Professor David Messick
Bookshelf: The Psychology of Leadership
David Messick’s new book examines what makes strong
leaders — and what happens when they fail
Deborah Leigh Wood
Messick sits at his office computer, types in “leadership”
at amazon.com and up pop more than 92,000 entries.
you think they represent 92,000 different ideas on leadership?”
the Kellogg School professor asks wryly. “Fifty to 100
is more like it.”
did he decide to add yet another entry?
The Psychology of Leadership: New Perspectives and Research
offers something different, he says of his latest book.
books on leadership tell you how to get to the top. But they
don’t answer the question, ‘What do I need to
do to be a better leader,’” notes Messick, the
Morris & Alice Kaplan Professor of Ethics and Decision
in Management. Nor, he says, do these books examine the underlying
psychology of leadership and how people change once they climb
into executive positions.
Messick has spent
much of his career examining leadership as well as the dynamics
of ethical and social decision making. A psychologist by training,
he has been a member of the Kellogg School faculty since 1992
and has published more than 150 articles and book chapters.
The Psychology of Leadership’s 14 essays, written
by Messick and other top scholars, enquiring minds will find
answers to questions surrounding leadership failures, such
as those perpetrated by Ken Lay, Bernie Ebbers, and Conrad
Black, plus serious missteps by government officials and trusted
members of the Catholic Church.
says he was inspired to produce his book by a remarkably prescient
1998 text, The Servant Leader: Unleashing the Power of
Your People. The book was penned by Robert P. Neuschel,
a Kellogg School professor of corporate governance who died
in February. The Servant Leader extols the wisdom embodied
in a motto by which Neuschel lived: “Serve your troops
first, so that you can then lead them better.”
in Messick’s book address the conceptions, effectiveness
and consequences of leadership. His own essay examines the
changeable relationship between leaders and followers —
specifically, how someone can be a leader in one group and
a follower in another. He asks: “Why do people follow
or allow themselves to be led? And why do people lead when
leading is often costly, risky or dangerous?” He answers
by explaining that a type of equilibrium exists between leaders
and followers in which both parties benefit from this arrangement’s
Galinsky, associate professor of management and organizations
at the Kellogg School, collaborates with three other experts
to contribute an essay examining how power affects leaders’
views of themselves, their work, their actions and their colleagues.
The authors emphasize that power can get the best of even
the most well-intended leaders. To be successful, they argue,
leaders should understand how they use their power and learn
to manage it effectively.
appearing in the book is Kristin M. Behfar, visiting

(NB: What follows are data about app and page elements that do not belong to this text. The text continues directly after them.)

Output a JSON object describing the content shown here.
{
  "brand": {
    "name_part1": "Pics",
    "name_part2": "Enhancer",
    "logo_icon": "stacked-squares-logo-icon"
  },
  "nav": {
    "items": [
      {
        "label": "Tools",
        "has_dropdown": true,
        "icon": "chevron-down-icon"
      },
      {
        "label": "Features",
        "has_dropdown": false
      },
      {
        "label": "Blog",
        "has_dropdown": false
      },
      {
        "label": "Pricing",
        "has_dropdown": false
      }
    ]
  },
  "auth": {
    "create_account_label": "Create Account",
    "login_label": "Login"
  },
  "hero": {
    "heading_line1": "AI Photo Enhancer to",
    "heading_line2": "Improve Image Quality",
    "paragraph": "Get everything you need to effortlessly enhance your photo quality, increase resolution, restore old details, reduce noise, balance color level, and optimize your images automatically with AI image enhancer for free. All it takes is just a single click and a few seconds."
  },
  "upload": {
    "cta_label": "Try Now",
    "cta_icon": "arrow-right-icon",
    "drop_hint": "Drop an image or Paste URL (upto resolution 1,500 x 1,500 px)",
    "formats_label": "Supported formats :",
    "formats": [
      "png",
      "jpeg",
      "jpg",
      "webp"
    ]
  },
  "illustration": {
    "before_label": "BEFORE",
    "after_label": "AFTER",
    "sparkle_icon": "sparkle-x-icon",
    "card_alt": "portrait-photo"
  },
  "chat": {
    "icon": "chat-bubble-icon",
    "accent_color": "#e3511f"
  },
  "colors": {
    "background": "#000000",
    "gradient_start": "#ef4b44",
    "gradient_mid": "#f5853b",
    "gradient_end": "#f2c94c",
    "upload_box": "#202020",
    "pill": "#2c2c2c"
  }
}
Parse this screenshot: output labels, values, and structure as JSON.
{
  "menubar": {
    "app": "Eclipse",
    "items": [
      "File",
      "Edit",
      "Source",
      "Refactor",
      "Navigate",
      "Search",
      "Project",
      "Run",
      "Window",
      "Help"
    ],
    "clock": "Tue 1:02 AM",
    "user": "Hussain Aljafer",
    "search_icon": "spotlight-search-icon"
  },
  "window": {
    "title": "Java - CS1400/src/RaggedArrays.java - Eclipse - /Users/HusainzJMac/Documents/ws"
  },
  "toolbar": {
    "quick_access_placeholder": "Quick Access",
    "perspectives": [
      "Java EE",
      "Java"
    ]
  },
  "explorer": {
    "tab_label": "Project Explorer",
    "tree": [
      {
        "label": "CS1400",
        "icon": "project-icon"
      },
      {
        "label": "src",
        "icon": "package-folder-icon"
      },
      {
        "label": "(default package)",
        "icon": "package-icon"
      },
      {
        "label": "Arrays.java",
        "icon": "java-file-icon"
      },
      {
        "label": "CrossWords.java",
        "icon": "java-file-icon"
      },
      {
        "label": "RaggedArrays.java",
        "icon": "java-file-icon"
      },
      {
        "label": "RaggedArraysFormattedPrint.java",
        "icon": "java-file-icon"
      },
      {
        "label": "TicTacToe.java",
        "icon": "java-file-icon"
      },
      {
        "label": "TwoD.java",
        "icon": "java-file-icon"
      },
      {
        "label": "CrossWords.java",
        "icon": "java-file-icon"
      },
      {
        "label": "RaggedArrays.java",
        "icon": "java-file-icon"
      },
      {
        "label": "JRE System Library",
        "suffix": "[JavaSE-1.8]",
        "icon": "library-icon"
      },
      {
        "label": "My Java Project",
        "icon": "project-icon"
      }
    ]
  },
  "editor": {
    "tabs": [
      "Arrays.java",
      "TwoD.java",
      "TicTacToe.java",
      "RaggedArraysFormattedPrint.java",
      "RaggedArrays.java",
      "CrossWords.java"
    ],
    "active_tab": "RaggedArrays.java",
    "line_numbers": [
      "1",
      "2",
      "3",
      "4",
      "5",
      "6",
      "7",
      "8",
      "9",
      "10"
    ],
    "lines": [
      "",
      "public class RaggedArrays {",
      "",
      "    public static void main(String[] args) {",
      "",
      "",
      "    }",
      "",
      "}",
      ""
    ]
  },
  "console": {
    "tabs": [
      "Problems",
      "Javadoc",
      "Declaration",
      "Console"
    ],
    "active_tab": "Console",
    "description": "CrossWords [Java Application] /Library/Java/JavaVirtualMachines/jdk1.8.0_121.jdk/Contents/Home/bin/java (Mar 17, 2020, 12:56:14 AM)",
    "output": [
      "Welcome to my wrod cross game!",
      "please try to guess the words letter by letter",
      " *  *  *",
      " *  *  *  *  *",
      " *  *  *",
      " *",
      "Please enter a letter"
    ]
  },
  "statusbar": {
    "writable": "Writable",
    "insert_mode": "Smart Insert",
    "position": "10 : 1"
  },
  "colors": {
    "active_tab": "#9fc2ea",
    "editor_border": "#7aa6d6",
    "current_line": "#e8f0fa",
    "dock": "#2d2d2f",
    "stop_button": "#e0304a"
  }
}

assistant professor at Kellogg. She and a colleague investigate
the role of a leader in regulating group behavior.
says he hopes The Psychology of Leadership, which he
co-edited with Roderick M. Kramer, professor of organizational
behavior at the Stanford University School of Business, will
enliven the study of leadership and provide insight to students,
executives and social psychologists. He is donating royalties
of the book to the Kellogg School’s Ford
Center for Global Citizenship, of which he is co-director.